Articles

Cripping the Middle Ages, Medievalizing Disability Theory

Cripping the Middle Ages, Medievalizing Disability Theory

Cripping the Middle Ages, Medievalizing Disability Theory

Wheatley, Edward

The University of Michigan Press, (2010)

Abstract

This event shocks modern readers with its calculated cruelty toward and humiliation of the four blind men, who are called upon to “perform” their blindness in a contest focused less on the killing of the pig than on the injuries that they will inflict on each other. And this was an expensive, care-fully planned production, requiring not only a pig but a painted banner and a drum. The ritualistic procession, complete with percussion, evidently served as banns to advertise the next day’s competition and draw a crowd. Equally shocking, however, is the chronicler’s rather disengaged tone as he recounts the event.

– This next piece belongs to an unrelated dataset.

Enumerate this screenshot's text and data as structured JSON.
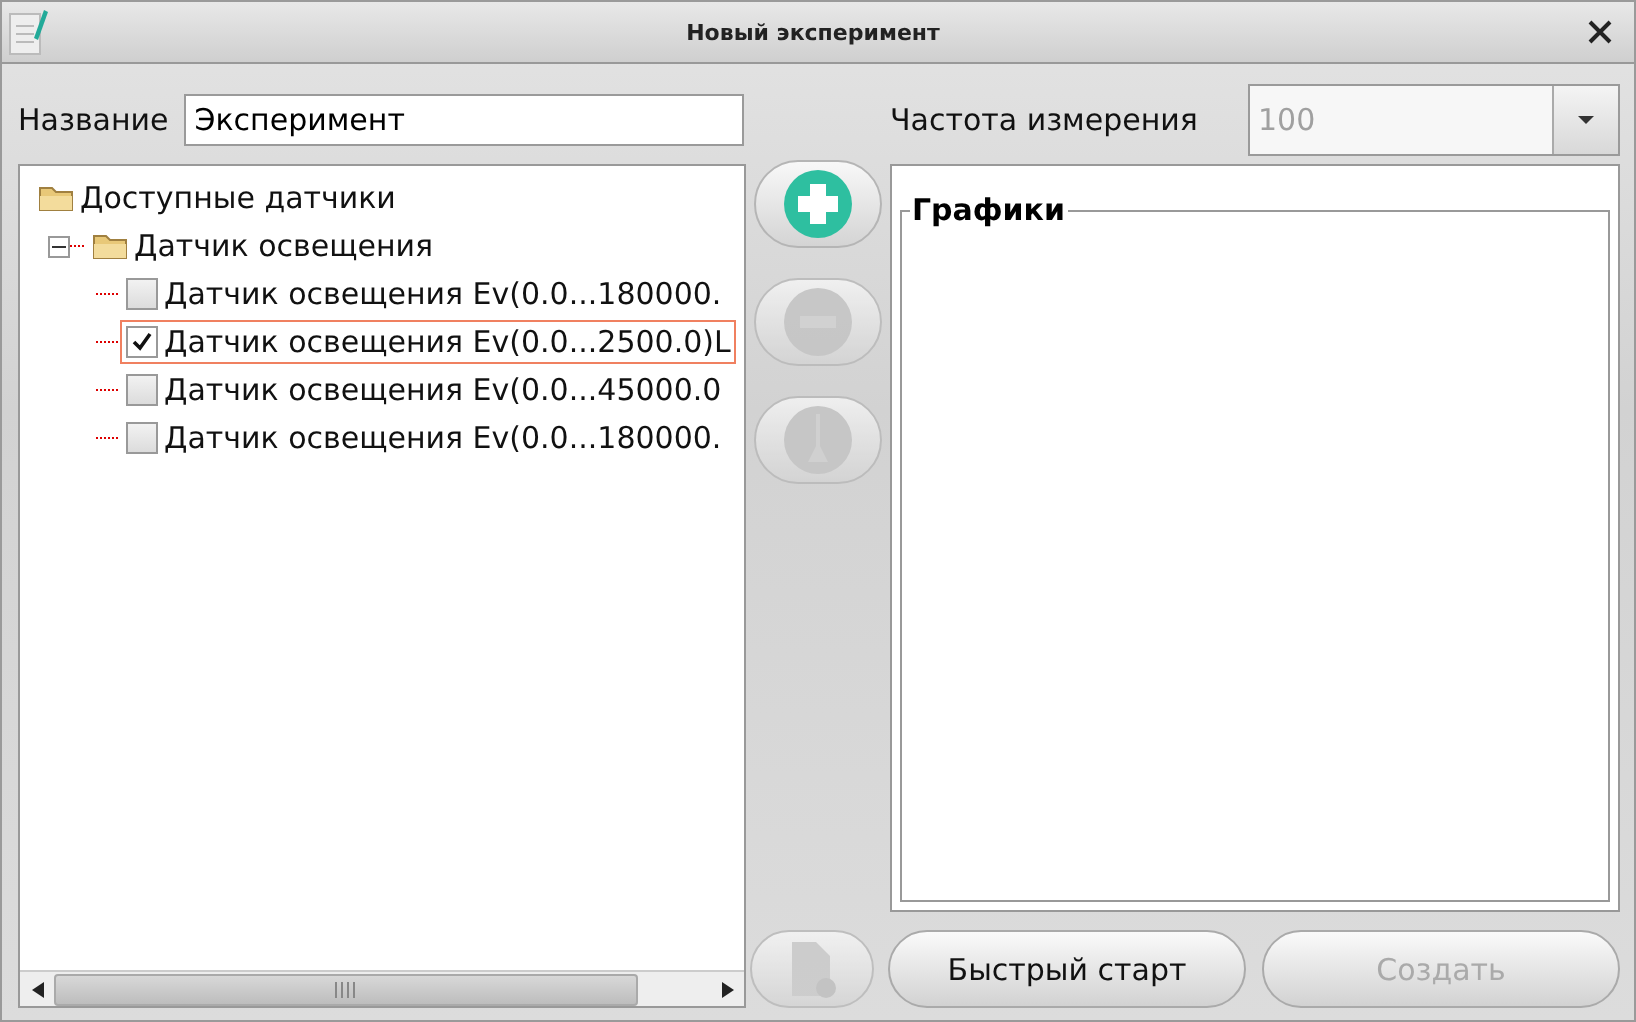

His strongest response to it is his implicit gratitude to- ward the sighted organizers for not giving the blind men more lethal weapons, because evidently he believes that the blind, being blind and not knowing any better, would have fought to the death.

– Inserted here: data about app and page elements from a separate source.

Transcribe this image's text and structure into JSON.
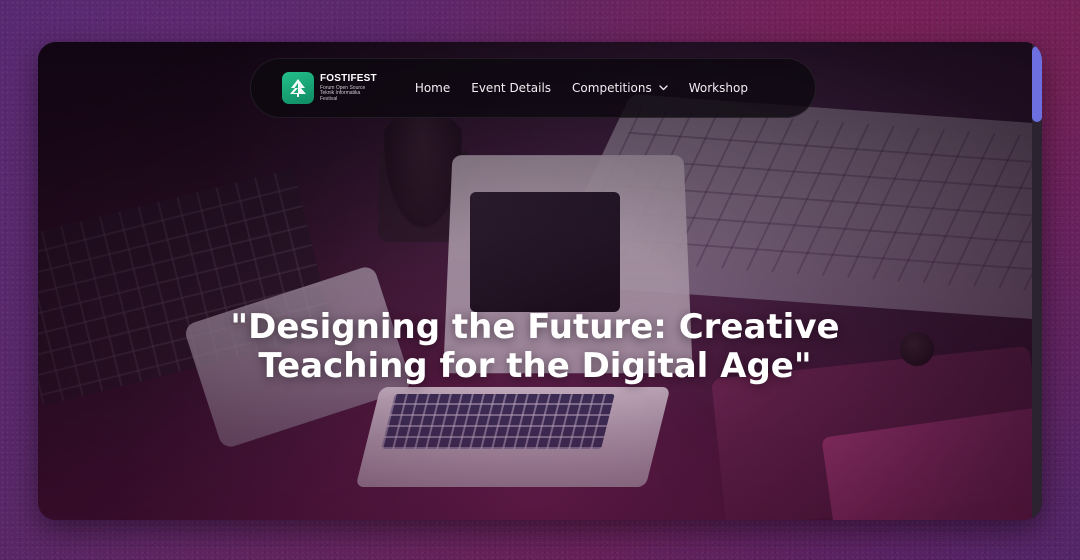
{
  "nav": {
    "logo": {
      "title": "FOSTIFEST",
      "subtitle": "Forum Open Source Teknik Informatika Festival",
      "icon": "fostifest-logo-icon",
      "color": "#1aa877"
    },
    "links": [
      {
        "label": "Home"
      },
      {
        "label": "Event Details"
      },
      {
        "label": "Competitions",
        "has_dropdown": true
      },
      {
        "label": "Workshop"
      }
    ]
  },
  "hero": {
    "title_line_1": "\"Designing the Future: Creative",
    "title_line_2": "Teaching for the Digital Age\""
  },
  "scrollbar": {
    "thumb_color": "#6d6fe0"
  }
}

Watch the video: Disabilities in the Middle Ages with Kisha Tracy (January 2022).